Within these entries, how many lines contain the word "امانی"? Answer with the number alone.

######

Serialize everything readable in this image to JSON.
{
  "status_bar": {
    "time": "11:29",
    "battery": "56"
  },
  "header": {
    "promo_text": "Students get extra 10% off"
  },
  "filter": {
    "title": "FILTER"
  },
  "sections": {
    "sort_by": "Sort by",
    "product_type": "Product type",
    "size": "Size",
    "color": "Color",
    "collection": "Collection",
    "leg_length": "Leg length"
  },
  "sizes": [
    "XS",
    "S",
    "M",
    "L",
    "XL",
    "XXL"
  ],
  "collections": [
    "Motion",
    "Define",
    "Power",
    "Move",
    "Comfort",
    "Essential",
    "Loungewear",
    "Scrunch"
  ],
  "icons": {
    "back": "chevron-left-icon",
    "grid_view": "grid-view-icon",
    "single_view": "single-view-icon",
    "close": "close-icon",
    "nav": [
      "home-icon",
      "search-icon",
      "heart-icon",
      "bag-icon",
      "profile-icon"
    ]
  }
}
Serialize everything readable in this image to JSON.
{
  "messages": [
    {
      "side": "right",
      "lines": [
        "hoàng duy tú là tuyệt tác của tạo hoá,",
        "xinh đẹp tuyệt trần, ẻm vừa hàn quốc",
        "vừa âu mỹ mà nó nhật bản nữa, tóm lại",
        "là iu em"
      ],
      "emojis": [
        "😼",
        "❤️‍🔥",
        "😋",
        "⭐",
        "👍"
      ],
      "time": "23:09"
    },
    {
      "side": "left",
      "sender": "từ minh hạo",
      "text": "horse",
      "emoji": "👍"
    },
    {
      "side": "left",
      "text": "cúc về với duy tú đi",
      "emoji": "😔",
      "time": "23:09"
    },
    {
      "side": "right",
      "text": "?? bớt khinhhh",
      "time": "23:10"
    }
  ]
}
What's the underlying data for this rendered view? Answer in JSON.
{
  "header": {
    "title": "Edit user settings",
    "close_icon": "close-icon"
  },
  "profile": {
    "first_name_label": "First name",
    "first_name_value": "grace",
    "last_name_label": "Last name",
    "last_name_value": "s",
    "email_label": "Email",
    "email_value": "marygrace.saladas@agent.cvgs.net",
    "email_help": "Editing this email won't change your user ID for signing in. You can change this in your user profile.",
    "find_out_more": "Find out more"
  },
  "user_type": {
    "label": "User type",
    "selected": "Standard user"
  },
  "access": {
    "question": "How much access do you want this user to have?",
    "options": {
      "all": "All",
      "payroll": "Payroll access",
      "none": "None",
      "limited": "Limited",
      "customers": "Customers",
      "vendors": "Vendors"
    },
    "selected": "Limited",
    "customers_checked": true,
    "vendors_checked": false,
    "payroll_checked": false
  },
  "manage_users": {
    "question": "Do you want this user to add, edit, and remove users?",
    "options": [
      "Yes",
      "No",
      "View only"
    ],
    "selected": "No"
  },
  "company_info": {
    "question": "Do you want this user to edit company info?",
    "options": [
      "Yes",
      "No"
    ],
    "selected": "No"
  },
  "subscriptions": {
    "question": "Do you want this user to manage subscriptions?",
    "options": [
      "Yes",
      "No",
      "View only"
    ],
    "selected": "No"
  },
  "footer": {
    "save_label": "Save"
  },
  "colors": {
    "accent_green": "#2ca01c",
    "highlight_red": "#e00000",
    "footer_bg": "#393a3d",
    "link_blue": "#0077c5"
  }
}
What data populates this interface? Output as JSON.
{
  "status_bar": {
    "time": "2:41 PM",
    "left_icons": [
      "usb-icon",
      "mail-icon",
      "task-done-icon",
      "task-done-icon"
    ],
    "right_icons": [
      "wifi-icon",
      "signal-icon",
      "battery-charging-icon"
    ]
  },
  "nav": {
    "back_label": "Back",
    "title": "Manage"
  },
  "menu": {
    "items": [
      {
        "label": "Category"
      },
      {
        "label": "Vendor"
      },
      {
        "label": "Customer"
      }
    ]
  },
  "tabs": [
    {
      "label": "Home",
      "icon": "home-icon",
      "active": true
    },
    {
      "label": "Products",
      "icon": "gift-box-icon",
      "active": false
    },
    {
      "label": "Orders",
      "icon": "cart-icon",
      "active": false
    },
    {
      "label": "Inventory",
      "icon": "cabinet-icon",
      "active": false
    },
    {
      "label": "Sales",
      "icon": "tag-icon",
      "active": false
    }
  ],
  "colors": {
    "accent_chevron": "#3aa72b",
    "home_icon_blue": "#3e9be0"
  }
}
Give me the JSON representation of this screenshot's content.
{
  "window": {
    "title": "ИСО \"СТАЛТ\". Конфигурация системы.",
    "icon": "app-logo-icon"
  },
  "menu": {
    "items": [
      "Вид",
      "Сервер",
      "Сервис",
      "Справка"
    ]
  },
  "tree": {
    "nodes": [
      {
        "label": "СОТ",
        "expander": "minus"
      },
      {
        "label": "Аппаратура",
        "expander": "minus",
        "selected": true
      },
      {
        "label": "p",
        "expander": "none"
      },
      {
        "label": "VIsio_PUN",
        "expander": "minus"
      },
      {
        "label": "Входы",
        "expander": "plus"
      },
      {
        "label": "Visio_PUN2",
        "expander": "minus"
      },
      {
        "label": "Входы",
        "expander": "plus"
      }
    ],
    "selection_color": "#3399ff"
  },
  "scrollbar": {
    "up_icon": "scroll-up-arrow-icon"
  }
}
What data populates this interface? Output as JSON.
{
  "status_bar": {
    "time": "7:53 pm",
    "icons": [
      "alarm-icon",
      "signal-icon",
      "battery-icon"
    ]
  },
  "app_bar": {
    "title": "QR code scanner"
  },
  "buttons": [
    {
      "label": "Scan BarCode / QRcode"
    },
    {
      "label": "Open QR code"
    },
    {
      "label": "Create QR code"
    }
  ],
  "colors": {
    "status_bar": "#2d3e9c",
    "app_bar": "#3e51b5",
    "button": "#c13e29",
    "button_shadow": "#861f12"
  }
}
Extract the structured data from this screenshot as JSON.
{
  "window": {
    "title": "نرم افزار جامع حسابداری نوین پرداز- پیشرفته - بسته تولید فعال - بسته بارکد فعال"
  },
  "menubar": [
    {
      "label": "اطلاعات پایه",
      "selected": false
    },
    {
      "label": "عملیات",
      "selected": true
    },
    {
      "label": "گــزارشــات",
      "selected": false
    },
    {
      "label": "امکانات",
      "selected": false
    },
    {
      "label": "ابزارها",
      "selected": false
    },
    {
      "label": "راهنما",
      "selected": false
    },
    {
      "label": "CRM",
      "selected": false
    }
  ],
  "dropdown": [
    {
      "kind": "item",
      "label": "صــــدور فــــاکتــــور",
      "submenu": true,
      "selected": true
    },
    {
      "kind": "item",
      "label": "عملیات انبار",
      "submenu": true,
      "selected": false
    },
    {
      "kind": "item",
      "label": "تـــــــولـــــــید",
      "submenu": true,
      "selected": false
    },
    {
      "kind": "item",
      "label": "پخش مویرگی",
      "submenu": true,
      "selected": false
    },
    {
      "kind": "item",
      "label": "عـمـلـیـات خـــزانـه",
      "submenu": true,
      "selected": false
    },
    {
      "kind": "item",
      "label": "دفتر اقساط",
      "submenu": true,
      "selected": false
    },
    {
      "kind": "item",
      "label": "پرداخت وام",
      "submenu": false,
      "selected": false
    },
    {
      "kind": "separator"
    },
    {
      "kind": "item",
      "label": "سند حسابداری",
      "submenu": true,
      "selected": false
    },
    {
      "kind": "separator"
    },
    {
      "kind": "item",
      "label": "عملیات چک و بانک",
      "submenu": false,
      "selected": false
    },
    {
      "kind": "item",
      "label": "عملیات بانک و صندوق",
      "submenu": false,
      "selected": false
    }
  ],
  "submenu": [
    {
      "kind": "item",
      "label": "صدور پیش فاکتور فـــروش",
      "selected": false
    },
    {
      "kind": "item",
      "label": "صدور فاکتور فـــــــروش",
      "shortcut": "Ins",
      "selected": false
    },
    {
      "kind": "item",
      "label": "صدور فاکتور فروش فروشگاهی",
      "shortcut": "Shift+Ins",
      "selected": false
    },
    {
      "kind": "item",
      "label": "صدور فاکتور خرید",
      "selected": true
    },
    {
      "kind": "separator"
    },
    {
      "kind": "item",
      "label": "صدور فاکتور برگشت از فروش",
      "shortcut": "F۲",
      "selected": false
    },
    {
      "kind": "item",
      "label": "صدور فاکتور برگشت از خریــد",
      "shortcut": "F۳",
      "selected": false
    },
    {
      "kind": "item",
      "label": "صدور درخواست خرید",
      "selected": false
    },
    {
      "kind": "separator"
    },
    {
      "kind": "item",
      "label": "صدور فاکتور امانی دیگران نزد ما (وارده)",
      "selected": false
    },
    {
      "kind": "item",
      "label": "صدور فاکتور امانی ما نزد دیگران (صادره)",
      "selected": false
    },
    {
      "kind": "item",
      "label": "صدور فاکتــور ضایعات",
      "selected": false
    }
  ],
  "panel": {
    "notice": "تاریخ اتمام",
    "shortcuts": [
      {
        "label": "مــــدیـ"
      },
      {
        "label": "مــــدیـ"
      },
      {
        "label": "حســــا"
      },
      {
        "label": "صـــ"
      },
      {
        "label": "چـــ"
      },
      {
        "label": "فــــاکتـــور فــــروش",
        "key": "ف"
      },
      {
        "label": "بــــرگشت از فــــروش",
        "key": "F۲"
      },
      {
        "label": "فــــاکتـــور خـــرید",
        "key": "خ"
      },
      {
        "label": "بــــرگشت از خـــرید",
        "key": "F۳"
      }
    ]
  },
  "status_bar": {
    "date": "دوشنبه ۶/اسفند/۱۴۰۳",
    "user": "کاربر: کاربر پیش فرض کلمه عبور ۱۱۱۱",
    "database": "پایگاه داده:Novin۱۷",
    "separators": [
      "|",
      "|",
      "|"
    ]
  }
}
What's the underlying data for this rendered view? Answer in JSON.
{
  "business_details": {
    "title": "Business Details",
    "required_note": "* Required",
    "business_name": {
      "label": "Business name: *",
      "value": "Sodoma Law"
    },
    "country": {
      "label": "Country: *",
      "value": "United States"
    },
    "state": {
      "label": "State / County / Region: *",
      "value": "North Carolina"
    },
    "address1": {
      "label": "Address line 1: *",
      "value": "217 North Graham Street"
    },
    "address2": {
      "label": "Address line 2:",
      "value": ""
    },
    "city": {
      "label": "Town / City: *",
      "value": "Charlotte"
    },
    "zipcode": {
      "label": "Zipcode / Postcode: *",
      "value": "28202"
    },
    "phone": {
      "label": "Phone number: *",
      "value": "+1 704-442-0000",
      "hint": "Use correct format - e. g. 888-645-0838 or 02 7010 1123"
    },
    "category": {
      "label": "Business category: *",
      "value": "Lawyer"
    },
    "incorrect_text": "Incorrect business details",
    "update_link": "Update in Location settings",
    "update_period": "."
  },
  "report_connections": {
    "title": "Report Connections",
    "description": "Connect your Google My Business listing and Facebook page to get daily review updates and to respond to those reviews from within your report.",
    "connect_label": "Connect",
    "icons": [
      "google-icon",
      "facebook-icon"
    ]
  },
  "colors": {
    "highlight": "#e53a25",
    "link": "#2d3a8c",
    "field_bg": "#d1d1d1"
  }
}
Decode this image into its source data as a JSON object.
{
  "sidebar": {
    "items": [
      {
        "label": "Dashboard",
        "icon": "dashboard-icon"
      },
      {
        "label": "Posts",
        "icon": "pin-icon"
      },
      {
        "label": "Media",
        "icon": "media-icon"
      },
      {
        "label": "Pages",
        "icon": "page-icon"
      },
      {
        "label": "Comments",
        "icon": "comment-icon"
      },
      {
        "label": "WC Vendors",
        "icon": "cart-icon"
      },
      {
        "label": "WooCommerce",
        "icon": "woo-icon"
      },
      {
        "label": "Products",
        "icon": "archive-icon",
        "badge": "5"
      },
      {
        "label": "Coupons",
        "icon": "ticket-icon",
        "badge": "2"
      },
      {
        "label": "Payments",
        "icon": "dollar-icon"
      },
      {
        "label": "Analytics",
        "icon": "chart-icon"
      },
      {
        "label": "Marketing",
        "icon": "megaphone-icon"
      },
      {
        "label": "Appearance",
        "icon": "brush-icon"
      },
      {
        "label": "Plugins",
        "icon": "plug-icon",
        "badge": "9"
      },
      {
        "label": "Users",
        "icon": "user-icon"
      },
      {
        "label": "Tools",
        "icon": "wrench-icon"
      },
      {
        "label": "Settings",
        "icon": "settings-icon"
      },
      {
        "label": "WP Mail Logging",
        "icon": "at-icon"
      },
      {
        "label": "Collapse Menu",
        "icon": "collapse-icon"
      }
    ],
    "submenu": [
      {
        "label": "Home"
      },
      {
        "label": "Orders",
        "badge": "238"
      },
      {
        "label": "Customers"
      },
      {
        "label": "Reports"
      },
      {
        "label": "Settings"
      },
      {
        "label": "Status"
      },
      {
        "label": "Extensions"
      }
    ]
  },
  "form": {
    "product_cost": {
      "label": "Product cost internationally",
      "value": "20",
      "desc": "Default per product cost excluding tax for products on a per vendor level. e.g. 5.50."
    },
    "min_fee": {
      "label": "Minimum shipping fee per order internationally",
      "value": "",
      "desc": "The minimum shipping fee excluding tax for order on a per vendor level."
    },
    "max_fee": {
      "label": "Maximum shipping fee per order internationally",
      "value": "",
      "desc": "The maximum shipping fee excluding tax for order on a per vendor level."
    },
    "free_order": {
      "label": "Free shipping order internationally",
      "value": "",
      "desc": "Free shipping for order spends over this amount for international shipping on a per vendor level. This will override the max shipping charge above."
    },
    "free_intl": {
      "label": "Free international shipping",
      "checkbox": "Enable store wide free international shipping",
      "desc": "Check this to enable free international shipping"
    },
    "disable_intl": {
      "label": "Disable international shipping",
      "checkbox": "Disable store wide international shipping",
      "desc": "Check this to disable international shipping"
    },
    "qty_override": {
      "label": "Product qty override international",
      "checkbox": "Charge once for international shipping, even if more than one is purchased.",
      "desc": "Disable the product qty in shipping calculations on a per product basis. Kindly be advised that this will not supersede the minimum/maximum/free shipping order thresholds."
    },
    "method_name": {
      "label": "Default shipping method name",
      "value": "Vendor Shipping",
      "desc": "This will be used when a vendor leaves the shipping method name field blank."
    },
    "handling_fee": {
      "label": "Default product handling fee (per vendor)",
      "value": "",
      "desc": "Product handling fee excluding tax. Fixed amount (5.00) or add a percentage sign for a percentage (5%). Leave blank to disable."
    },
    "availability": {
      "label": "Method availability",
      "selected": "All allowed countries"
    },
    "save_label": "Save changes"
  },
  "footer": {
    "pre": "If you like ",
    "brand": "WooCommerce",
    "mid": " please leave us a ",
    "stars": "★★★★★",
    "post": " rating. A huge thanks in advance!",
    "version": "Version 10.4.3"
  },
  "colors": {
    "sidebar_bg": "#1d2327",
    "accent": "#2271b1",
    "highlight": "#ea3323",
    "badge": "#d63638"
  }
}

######

Response area:
2